We’ll soon find out… at least according the federal government. The National Highway Traffic Safety Administration and the National Institute on Drug Abuse are teaming up to conduct the first federally funded study on the effects of marijuana on driving.
It goes without saying that alcohol impairs driving ability. There are countless studies demonstrating this. But the evidence on how marijuana use impairs driving ability is less established. While there are numerous studies on the effects of marijuana on the brain, there are few studies on how the effects might influence driving skills.
A 2009 National Institutes of Health report stated, “Surprisingly, given the alarming result of cognitive studies, most marijuana-intoxicated drivers show only modest impairments on actual road tests.” Some suggest that reason for this is that the effects of marijuana cause the user to be more cautious when driving. This, in turn, results in less risk-taking, slower driving, and avoidance of difficult driving tasks. In fact, one study from the Institute for Human Psychopharmacology in the Netherlands noted, “Evidence from the present and previous studies strongly suggests that alcohol encourages risky driving whereas THC encourages greater caution, at least in experiments.
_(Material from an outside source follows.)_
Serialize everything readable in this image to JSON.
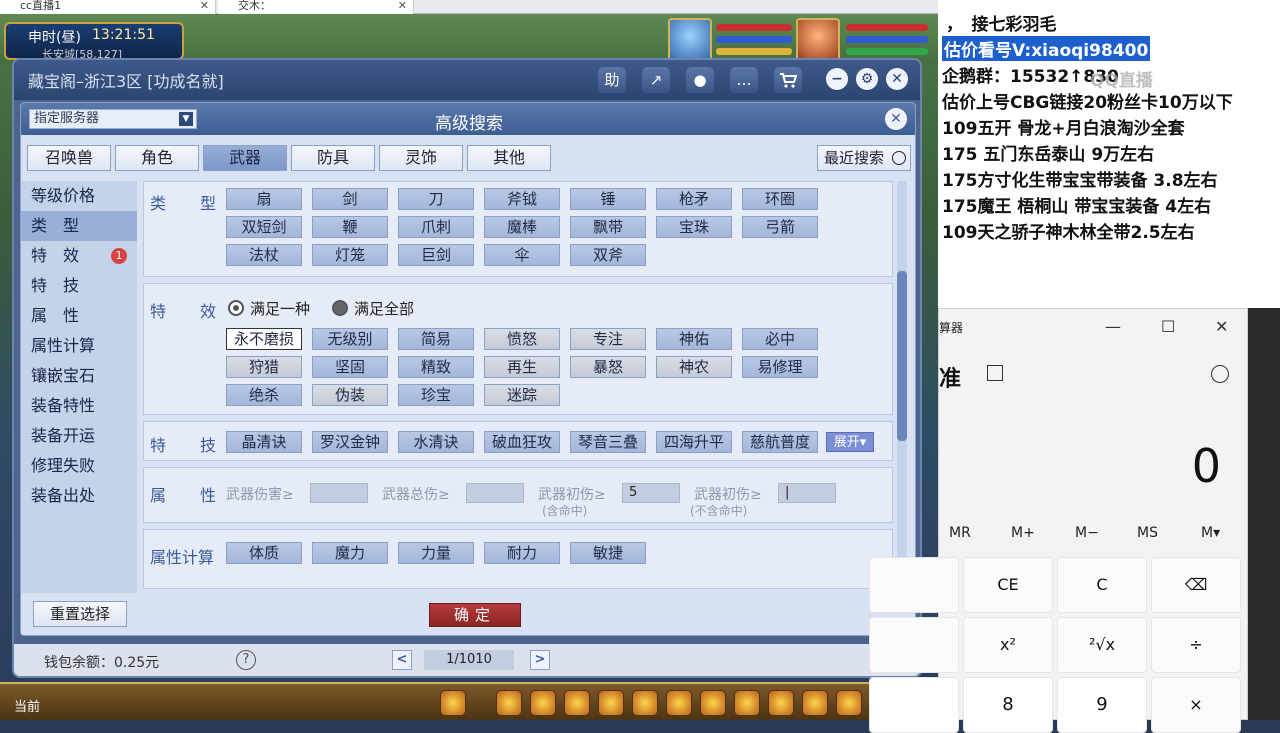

Another way THC seems to differ qualitatively from many other drugs is that the former’s users seem better able to compensate for its adverse effects while driving under the influence.”
The current study to be conducted by the National Highway Traffic Safety Administration and the National Institute on Drug Abuse will take place at the University of Iowa’s National Advanced Driving Simulator, which is said to be the most advanced driving simulator in the world. Twenty volunteers will be “dosed” cannabis coming from the only federally funded laboratory allowed to grow marijuana for medical and research purposes at the University of Mississippi.
Scientists will then monitor the participants’ driving ability in different driving scenarios such as when a driver is confronted with an unexpected event that may require them to abruptly apply the brakes or swerve out of the way of something. Because cannabis also affects a person’s sustained attention, the researchers will also monitor the participants’ ability to drive for long periods of time though otherwise boring and uninteresting stretches of road.
If this study confirms previous studies, it will be interesting to see how law makers in zero-tolerance states address the contradiction of not allowing you to have any THC in your system when driving with having a legal alcohol limit when driving.
The study is set to end on November 14, 2012 and you can be sure that I’ll be posting about the results as soon as they’re made available.